Another thing that struck me about these pieces was the colour palette. If I were to name the colours used on some of these works you would probably think the pieces were garish and tawdry. But you’d be wrong. These colours are cleverly put together so they do work well together. This is a testament to Mr. Rooster’s eye.
But the main reason I spent so much time at this stall was because it was…fun. I chatted with Mr. Rooster for a bit about his work. He explained that the pieces used to create this horse’s head were put together in such a way that neither side is same as the other. It is definitely one of my favourites but I don’t think I’ll be purchasing it. I just don’t have the right setting to do it justice. With its beautiful burnished, bronze colouring, I feel it would be more at home in an old-fashioned study. The kind with oakwood paneling, rich leather recliners that practically wrap themselves around you, and a roaring fireplace. The entire stall was bright, gleeful and inviting. To have such talent is a blessing on him. To share that talent is a blessing on all of us.
Somehow I managed to wrench myself away from the booth and went off to make my planned purchases. However, for the rest of my time at ICHF, I had a recurring thought, a memory actually, running through my mind. It’s like when you have a song stuck in your head only in my case it was a cartoon. I enjoy cartoons, especially Looney Tunes, and often watch them with my children. I grew up on Bugs Bunny and Daffy Duck. In 1955, Merrie Melodies released ’One Froggy Night’. It tells the story of a man who discovers a singing frog. Believing this was his ticket to Easy Street, the man tries to promote his find with disasterous results. And what, you may wonder, prompted this endless rerun. It was a little frog with a top hat that had been on display at Roosters Metacreations. As soon as I spotted it I remembered that wonderful cartoon. Mr. Rooster admitted that he had been inspired by that ’toon. Watch this short clip from YouTube and you can see why this little character is so endearing.
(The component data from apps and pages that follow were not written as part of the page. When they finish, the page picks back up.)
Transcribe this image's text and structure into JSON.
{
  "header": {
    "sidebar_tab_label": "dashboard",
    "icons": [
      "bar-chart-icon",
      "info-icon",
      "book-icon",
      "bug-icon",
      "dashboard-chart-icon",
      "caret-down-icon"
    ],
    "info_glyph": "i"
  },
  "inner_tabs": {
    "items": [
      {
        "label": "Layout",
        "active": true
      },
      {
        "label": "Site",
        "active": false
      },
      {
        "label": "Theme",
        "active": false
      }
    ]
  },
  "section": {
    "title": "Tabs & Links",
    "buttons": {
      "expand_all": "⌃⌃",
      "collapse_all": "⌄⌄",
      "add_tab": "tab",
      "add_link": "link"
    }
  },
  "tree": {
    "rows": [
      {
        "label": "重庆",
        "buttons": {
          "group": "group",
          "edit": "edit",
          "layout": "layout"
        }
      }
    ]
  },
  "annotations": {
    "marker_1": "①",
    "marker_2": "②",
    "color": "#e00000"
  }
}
While I was visiting Roosters Metacreations, my eyes kept returning to the little frog and I could almost hear him singing his songs again.
As I stopped at other stands and made my purchases, the cartoon kept running through my mind (hello, ma baby, hello, ma honey, hello, ragtime gal…). I knew I had to have him. Unfortunately, I had already spent all the money I had budgeted and I couldn’t afford my little froggy (everybody do the Michigan Ra-ag…). I was so disappointed as I had developed feelings for the little, green guy (I’m just wild about Harry…). My husband, with his amazing rader that can pick up a shift in my moods, asked me what was wrong. I explained to him about the frog and how I really, really, REALLY wanted that frog. Really…Wanted…Frog…Really. With the holidays looming we were all curbing unnecessary spending so we could afford gifts for Christmas, so I never asked him to buy it for me. But he did anyway. Isn’t he wonderful? So with a fistful of pounds I headed back to Roosters Metacreations and scooped up my little frog.
Froggie now sits my desk at home where I can look at him over and over again. I’ve never purchased artwork before. I’ve never seen any artwork that I wanted. I mean that wasn’t worth millions. Who would have thought that some allen wrenches and screws could produce something so whimsical? Well, I suppose Mr. Rooster did.
If you have a taste for the quirky, click here now and visit Roosters Metacreations and have a browse through his three gallerys.